--- Provided data Enclosed Below ---

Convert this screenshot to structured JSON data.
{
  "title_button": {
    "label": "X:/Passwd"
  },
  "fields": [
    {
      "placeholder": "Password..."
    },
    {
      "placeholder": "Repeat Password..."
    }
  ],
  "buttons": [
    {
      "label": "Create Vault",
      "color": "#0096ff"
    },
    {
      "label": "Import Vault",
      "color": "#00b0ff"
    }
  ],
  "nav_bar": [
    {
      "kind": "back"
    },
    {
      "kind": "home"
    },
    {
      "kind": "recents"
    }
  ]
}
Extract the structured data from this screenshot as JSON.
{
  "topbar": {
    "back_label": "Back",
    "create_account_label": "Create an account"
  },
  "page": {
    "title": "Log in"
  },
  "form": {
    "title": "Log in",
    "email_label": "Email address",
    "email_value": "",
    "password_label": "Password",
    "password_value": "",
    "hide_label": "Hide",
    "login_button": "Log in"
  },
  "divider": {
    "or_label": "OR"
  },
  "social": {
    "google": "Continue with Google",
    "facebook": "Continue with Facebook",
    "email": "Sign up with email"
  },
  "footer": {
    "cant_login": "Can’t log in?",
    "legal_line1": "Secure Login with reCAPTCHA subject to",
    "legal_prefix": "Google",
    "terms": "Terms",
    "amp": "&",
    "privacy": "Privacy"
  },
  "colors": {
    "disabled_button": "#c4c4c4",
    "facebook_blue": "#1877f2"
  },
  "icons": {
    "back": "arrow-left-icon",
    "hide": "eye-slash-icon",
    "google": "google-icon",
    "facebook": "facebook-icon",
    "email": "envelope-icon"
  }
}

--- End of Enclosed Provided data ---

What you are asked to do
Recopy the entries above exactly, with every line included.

Result
Convert this screenshot to structured JSON data.
{
  "title_button": {
    "label": "X:/Passwd"
  },
  "fields": [
    {
      "placeholder": "Password..."
    },
    {
      "placeholder": "Repeat Password..."
    }
  ],
  "buttons": [
    {
      "label": "Create Vault",
      "color": "#0096ff"
    },
    {
      "label": "Import Vault",
      "color": "#00b0ff"
    }
  ],
  "nav_bar": [
    {
      "kind": "back"
    },
    {
      "kind": "home"
    },
    {
      "kind": "recents"
    }
  ]
}
Extract the structured data from this screenshot as JSON.
{
  "topbar": {
    "back_label": "Back",
    "create_account_label": "Create an account"
  },
  "page": {
    "title": "Log in"
  },
  "form": {
    "title": "Log in",
    "email_label": "Email address",
    "email_value": "",
    "password_label": "Password",
    "password_value": "",
    "hide_label": "Hide",
    "login_button": "Log in"
  },
  "divider": {
    "or_label": "OR"
  },
  "social": {
    "google": "Continue with Google",
    "facebook": "Continue with Facebook",
    "email": "Sign up with email"
  },
  "footer": {
    "cant_login": "Can’t log in?",
    "legal_line1": "Secure Login with reCAPTCHA subject to",
    "legal_prefix": "Google",
    "terms": "Terms",
    "amp": "&",
    "privacy": "Privacy"
  },
  "colors": {
    "disabled_button": "#c4c4c4",
    "facebook_blue": "#1877f2"
  },
  "icons": {
    "back": "arrow-left-icon",
    "hide": "eye-slash-icon",
    "google": "google-icon",
    "facebook": "facebook-icon",
    "email": "envelope-icon"
  }
}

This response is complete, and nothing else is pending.